For baby, a breast-milk cappuccino: Morning feed gives infants a natural pick-me-up
By Jenny Hope
Breast-fed babies receive a different milk drink depending on the time of day – the natural equivalent of cappuccino in the morning and Horlicks at night, say scientists.
Breast milk delivered in the morning gives infants a pick-me-up because it contains natural stimulants.
But the night-time version will help babies sleep thanks to calming chemical compounds, a report claims.
This means mums who express milk for feeding from a bottle should make sure it is given to baby at the same time it came from the breast – otherwise it could disrupt sleeping patterns. The report in the journal
Nutritional Neuroscience might explain why some babies sleep or become active at odd times of day or night when working mothers express milk for use later in the day.
They could be giving morning milk in the evening and vice versa.
Spanish researchers discovered the chemical make-up of breast milk changes across a 24-hour period.
A woman’s body adapts the amount it produces of nucleotides – compounds used to regulate a baby’s sleep or promote activity-Breast milk has three different nucleotides – adenosine, guanosine and uridine – and the combination between them decides whether a baby is restless or sleepy or normally active.
The scientists from the University of Extremadura looked at samples of breast milk taken at eight different points of the day from a group of new mothers.
The nucleotide concentrations during the night were at their most sleep-inducing but less so during the day.
Researcher Cristina Sanchez said ‘You wouldn’t give anyone a coffee at night, and the same is true of milk.
‘It has day-specific ingredients that stimulate-activity in the infant, and other nighttime components that help the baby to rest.
‘It is a mistake for the mother to express the milk at a certain time and then store it and feed it to the baby at a different time.’
NHS experts say breastfeeding gives babies all the nutrients they need for the first six months of life.
Research published earlier this year found women who breastfeed are less likely to have high blood pressure, diabetes and high cholesterol, and heart disease.
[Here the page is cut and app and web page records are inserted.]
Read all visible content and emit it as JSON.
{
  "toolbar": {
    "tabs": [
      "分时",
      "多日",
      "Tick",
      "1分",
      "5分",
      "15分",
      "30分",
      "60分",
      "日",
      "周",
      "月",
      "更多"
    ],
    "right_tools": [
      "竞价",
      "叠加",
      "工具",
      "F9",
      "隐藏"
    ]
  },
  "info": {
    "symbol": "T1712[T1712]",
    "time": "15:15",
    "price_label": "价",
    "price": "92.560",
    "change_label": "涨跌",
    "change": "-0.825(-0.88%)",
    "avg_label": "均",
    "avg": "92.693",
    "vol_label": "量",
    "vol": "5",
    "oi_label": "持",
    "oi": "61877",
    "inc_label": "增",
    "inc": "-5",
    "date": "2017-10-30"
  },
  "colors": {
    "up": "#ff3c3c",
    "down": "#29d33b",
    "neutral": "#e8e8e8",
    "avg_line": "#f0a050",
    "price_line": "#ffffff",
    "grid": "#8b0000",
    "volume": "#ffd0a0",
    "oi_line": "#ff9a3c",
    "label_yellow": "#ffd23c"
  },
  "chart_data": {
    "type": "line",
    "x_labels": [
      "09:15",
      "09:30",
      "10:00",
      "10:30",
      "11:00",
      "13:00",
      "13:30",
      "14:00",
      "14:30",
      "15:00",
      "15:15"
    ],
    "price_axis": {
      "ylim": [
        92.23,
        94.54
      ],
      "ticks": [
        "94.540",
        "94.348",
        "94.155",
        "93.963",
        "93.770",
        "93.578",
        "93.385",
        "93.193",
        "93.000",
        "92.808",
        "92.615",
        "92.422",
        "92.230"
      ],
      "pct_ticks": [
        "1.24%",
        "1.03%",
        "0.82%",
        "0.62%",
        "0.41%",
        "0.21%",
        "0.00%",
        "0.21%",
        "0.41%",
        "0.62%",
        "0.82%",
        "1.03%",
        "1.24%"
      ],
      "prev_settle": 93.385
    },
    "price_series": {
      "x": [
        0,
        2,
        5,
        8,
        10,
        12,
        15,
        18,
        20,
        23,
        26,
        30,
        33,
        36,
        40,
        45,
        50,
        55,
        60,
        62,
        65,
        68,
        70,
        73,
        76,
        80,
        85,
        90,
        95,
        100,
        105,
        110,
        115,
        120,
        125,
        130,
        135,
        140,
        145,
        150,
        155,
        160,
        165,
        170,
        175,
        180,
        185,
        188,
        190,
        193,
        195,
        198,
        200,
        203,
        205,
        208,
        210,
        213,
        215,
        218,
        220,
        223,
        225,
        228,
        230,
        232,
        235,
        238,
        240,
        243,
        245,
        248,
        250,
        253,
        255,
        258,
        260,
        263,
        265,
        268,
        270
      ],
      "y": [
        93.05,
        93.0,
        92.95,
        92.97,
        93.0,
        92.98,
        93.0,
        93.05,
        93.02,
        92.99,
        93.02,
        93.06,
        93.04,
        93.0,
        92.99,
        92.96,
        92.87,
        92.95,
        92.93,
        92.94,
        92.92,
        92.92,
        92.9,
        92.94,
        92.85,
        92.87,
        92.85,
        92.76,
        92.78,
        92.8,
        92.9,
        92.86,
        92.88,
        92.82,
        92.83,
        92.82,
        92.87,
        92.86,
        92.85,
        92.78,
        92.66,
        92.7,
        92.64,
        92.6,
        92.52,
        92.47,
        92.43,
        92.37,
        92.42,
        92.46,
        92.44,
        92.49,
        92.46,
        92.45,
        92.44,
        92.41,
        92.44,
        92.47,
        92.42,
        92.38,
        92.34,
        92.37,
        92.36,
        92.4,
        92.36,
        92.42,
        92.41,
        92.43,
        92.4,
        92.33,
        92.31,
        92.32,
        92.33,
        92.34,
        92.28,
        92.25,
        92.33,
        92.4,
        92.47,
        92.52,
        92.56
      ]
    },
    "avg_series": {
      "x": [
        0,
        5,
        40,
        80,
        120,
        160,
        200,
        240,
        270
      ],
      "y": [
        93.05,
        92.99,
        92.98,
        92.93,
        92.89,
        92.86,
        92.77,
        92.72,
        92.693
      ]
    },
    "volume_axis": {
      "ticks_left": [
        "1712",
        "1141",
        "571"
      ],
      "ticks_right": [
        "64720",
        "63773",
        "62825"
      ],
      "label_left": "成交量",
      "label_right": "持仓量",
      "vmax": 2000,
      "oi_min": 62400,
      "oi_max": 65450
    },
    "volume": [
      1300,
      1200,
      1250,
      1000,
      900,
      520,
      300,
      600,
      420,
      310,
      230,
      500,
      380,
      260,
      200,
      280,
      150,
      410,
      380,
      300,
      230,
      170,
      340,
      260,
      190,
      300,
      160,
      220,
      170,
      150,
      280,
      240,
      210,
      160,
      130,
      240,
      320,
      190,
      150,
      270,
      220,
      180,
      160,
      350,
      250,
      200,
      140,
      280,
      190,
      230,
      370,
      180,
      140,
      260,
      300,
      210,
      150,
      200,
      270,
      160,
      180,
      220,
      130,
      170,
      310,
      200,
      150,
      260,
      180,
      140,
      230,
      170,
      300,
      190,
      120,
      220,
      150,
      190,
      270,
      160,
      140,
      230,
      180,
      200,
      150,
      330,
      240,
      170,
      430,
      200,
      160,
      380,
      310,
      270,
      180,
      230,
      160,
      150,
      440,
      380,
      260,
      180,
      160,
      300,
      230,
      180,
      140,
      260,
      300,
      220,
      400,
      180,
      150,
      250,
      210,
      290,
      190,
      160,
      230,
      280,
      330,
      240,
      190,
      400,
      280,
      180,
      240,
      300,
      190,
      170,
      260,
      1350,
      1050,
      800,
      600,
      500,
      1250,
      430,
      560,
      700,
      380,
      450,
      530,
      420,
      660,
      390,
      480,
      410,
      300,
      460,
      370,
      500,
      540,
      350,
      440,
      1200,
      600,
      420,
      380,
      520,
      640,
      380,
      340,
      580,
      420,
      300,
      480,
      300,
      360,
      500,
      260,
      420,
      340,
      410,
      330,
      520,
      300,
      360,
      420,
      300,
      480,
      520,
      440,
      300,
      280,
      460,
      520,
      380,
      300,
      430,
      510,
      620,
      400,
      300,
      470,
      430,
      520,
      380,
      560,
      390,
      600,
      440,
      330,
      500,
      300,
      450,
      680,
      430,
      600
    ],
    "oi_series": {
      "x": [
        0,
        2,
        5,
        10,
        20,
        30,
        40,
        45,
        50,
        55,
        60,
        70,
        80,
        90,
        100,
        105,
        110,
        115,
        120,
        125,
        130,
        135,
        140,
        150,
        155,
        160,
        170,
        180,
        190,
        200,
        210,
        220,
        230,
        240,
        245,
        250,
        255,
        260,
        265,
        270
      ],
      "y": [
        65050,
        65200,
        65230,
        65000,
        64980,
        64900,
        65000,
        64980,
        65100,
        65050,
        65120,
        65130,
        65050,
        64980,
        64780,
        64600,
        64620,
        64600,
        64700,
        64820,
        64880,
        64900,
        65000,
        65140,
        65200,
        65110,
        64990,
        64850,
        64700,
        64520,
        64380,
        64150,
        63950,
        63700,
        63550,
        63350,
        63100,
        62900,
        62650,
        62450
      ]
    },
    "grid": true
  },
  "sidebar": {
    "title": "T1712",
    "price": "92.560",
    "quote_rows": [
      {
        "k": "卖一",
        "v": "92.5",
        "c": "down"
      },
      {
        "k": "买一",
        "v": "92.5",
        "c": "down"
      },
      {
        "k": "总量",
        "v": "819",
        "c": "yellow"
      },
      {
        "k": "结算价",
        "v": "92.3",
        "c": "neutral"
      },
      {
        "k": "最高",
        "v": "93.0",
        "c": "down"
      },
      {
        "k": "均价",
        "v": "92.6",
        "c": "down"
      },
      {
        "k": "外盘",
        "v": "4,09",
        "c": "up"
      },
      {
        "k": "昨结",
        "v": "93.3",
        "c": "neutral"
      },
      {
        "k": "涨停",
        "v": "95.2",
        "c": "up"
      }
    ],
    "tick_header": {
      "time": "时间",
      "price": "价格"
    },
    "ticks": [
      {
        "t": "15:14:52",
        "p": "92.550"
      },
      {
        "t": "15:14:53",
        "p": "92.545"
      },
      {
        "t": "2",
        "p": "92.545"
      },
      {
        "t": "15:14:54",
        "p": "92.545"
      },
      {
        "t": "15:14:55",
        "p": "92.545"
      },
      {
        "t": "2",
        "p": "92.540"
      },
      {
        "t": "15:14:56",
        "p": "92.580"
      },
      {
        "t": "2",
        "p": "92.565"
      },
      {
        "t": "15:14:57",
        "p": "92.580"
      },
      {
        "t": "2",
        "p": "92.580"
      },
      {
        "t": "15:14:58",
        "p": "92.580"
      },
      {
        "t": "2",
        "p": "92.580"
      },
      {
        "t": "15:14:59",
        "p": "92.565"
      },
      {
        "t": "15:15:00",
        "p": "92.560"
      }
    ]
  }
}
Other studies have shown breastfeeding helps protect mothers against ovarian and breast cancer, and osteoporosis in later life.